▶ **Given data**
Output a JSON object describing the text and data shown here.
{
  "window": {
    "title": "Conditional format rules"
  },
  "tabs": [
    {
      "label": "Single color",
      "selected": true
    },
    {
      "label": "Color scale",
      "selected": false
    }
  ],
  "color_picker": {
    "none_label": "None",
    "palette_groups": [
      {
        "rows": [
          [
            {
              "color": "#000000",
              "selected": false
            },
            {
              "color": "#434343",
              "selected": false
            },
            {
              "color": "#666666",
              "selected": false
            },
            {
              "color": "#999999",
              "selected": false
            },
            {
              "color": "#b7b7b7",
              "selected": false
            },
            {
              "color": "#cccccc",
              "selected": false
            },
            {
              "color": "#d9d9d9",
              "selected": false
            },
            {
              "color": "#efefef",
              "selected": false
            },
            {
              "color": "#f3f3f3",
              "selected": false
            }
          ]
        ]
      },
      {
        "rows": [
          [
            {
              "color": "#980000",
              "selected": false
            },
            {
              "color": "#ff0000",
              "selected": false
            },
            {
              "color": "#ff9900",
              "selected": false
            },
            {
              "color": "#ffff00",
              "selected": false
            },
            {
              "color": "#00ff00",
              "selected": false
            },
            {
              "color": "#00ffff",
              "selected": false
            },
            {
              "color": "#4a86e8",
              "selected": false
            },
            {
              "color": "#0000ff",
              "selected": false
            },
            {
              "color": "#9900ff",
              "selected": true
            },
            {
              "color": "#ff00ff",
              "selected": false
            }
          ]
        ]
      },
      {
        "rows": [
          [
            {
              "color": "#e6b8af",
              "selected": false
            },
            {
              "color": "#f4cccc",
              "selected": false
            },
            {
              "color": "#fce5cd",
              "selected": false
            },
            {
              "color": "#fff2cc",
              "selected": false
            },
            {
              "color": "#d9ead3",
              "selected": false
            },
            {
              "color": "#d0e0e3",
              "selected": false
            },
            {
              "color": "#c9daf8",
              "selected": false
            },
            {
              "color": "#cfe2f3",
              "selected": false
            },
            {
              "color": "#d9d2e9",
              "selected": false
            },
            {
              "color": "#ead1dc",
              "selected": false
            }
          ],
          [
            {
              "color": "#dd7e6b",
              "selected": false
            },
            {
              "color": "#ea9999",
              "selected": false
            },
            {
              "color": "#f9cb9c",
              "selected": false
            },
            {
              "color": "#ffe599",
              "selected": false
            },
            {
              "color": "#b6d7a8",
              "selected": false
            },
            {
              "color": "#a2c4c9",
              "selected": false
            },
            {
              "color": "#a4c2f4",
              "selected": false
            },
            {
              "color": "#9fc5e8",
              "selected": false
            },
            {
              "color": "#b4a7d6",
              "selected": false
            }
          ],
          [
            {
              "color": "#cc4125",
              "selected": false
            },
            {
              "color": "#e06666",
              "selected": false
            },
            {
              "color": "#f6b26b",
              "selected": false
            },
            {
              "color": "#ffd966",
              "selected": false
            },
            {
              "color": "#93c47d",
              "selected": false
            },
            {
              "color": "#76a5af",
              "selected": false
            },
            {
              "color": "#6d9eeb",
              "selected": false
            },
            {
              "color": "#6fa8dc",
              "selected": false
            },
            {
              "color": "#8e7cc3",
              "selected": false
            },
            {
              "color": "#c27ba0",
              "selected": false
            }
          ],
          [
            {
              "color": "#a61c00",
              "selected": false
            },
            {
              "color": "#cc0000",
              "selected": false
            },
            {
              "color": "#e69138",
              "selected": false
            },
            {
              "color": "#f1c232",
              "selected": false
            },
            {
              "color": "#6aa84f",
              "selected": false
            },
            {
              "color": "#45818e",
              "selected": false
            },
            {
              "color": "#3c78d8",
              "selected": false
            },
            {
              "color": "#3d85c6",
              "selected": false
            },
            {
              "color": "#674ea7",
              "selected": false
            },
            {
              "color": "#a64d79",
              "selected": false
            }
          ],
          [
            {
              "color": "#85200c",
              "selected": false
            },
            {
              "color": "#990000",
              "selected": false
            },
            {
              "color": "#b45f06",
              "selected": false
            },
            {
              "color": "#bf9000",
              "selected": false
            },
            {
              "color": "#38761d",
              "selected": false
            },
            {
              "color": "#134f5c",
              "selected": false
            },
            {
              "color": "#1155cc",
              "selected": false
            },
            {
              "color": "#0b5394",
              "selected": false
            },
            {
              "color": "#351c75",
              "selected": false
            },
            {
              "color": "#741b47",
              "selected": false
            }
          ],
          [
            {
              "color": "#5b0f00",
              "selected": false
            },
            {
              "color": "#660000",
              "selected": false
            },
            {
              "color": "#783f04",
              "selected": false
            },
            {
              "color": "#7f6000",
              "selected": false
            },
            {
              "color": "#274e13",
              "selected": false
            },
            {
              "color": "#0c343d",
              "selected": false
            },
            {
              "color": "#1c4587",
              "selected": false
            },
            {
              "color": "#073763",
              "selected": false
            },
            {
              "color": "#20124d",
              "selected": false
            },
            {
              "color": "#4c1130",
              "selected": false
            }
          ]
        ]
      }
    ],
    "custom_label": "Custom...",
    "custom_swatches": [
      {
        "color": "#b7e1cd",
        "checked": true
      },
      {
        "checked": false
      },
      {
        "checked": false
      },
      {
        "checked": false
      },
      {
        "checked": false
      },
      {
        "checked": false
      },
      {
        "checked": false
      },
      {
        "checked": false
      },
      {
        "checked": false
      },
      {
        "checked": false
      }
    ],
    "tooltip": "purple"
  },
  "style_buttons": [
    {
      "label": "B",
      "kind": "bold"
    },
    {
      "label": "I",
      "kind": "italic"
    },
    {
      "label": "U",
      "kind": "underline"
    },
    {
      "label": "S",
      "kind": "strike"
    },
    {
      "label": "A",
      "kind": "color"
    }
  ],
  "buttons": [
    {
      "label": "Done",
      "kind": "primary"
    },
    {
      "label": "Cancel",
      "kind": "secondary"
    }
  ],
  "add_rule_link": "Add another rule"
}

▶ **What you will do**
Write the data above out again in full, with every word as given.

▶ **Reply to the task**
Output a JSON object describing the text and data shown here.
{
  "window": {
    "title": "Conditional format rules"
  },
  "tabs": [
    {
      "label": "Single color",
      "selected": true
    },
    {
      "label": "Color scale",
      "selected": false
    }
  ],
  "color_picker": {
    "none_label": "None",
    "palette_groups": [
      {
        "rows": [
          [
            {
              "color": "#000000",
              "selected": false
            },
            {
              "color": "#434343",
              "selected": false
            },
            {
              "color": "#666666",
              "selected": false
            },
            {
              "color": "#999999",
              "selected": false
            },
            {
              "color": "#b7b7b7",
              "selected": false
            },
            {
              "color": "#cccccc",
              "selected": false
            },
            {
              "color": "#d9d9d9",
              "selected": false
            },
            {
              "color": "#efefef",
              "selected": false
            },
            {
              "color": "#f3f3f3",
              "selected": false
            }
          ]
        ]
      },
      {
        "rows": [
          [
            {
              "color": "#980000",
              "selected": false
            },
            {
              "color": "#ff0000",
              "selected": false
            },
            {
              "color": "#ff9900",
              "selected": false
            },
            {
              "color": "#ffff00",
              "selected": false
            },
            {
              "color": "#00ff00",
              "selected": false
            },
            {
              "color": "#00ffff",
              "selected": false
            },
            {
              "color": "#4a86e8",
              "selected": false
            },
            {
              "color": "#0000ff",
              "selected": false
            },
            {
              "color": "#9900ff",
              "selected": true
            },
            {
              "color": "#ff00ff",
              "selected": false
            }
          ]
        ]
      },
      {
        "rows": [
          [
            {
              "color": "#e6b8af",
              "selected": false
            },
            {
              "color": "#f4cccc",
              "selected": false
            },
            {
              "color": "#fce5cd",
              "selected": false
            },
            {
              "color": "#fff2cc",
              "selected": false
            },
            {
              "color": "#d9ead3",
              "selected": false
            },
            {
              "color": "#d0e0e3",
              "selected": false
            },
            {
              "color": "#c9daf8",
              "selected": false
            },
            {
              "color": "#cfe2f3",
              "selected": false
            },
            {
              "color": "#d9d2e9",
              "selected": false
            },
            {
              "color": "#ead1dc",
              "selected": false
            }
          ],
          [
            {
              "color": "#dd7e6b",
              "selected": false
            },
            {
              "color": "#ea9999",
              "selected": false
            },
            {
              "color": "#f9cb9c",
              "selected": false
            },
            {
              "color": "#ffe599",
              "selected": false
            },
            {
              "color": "#b6d7a8",
              "selected": false
            },
            {
              "color": "#a2c4c9",
              "selected": false
            },
            {
              "color": "#a4c2f4",
              "selected": false
            },
            {
              "color": "#9fc5e8",
              "selected": false
            },
            {
              "color": "#b4a7d6",
              "selected": false
            }
          ],
          [
            {
              "color": "#cc4125",
              "selected": false
            },
            {
              "color": "#e06666",
              "selected": false
            },
            {
              "color": "#f6b26b",
              "selected": false
            },
            {
              "color": "#ffd966",
              "selected": false
            },
            {
              "color": "#93c47d",
              "selected": false
            },
            {
              "color": "#76a5af",
              "selected": false
            },
            {
              "color": "#6d9eeb",
              "selected": false
            },
            {
              "color": "#6fa8dc",
              "selected": false
            },
            {
              "color": "#8e7cc3",
              "selected": false
            },
            {
              "color": "#c27ba0",
              "selected": false
            }
          ],
          [
            {
              "color": "#a61c00",
              "selected": false
            },
            {
              "color": "#cc0000",
              "selected": false
            },
            {
              "color": "#e69138",
              "selected": false
            },
            {
              "color": "#f1c232",
              "selected": false
            },
            {
              "color": "#6aa84f",
              "selected": false
            },
            {
              "color": "#45818e",
              "selected": false
            },
            {
              "color": "#3c78d8",
              "selected": false
            },
            {
              "color": "#3d85c6",
              "selected": false
            },
            {
              "color": "#674ea7",
              "selected": false
            },
            {
              "color": "#a64d79",
              "selected": false
            }
          ],
          [
            {
              "color": "#85200c",
              "selected": false
            },
            {
              "color": "#990000",
              "selected": false
            },
            {
              "color": "#b45f06",
              "selected": false
            },
            {
              "color": "#bf9000",
              "selected": false
            },
            {
              "color": "#38761d",
              "selected": false
            },
            {
              "color": "#134f5c",
              "selected": false
            },
            {
              "color": "#1155cc",
              "selected": false
            },
            {
              "color": "#0b5394",
              "selected": false
            },
            {
              "color": "#351c75",
              "selected": false
            },
            {
              "color": "#741b47",
              "selected": false
            }
          ],
          [
            {
              "color": "#5b0f00",
              "selected": false
            },
            {
              "color": "#660000",
              "selected": false
            },
            {
              "color": "#783f04",
              "selected": false
            },
            {
              "color": "#7f6000",
              "selected": false
            },
            {
              "color": "#274e13",
              "selected": false
            },
            {
              "color": "#0c343d",
              "selected": false
            },
            {
              "color": "#1c4587",
              "selected": false
            },
            {
              "color": "#073763",
              "selected": false
            },
            {
              "color": "#20124d",
              "selected": false
            },
            {
              "color": "#4c1130",
              "selected": false
            }
          ]
        ]
      }
    ],
    "custom_label": "Custom...",
    "custom_swatches": [
      {
        "color": "#b7e1cd",
        "checked": true
      },
      {
        "checked": false
      },
      {
        "checked": false
      },
      {
        "checked": false
      },
      {
        "checked": false
      },
      {
        "checked": false
      },
      {
        "checked": false
      },
      {
        "checked": false
      },
      {
        "checked": false
      },
      {
        "checked": false
      }
    ],
    "tooltip": "purple"
  },
  "style_buttons": [
    {
      "label": "B",
      "kind": "bold"
    },
    {
      "label": "I",
      "kind": "italic"
    },
    {
      "label": "U",
      "kind": "underline"
    },
    {
      "label": "S",
      "kind": "strike"
    },
    {
      "label": "A",
      "kind": "color"
    }
  ],
  "buttons": [
    {
      "label": "Done",
      "kind": "primary"
    },
    {
      "label": "Cancel",
      "kind": "secondary"
    }
  ],
  "add_rule_link": "Add another rule"
}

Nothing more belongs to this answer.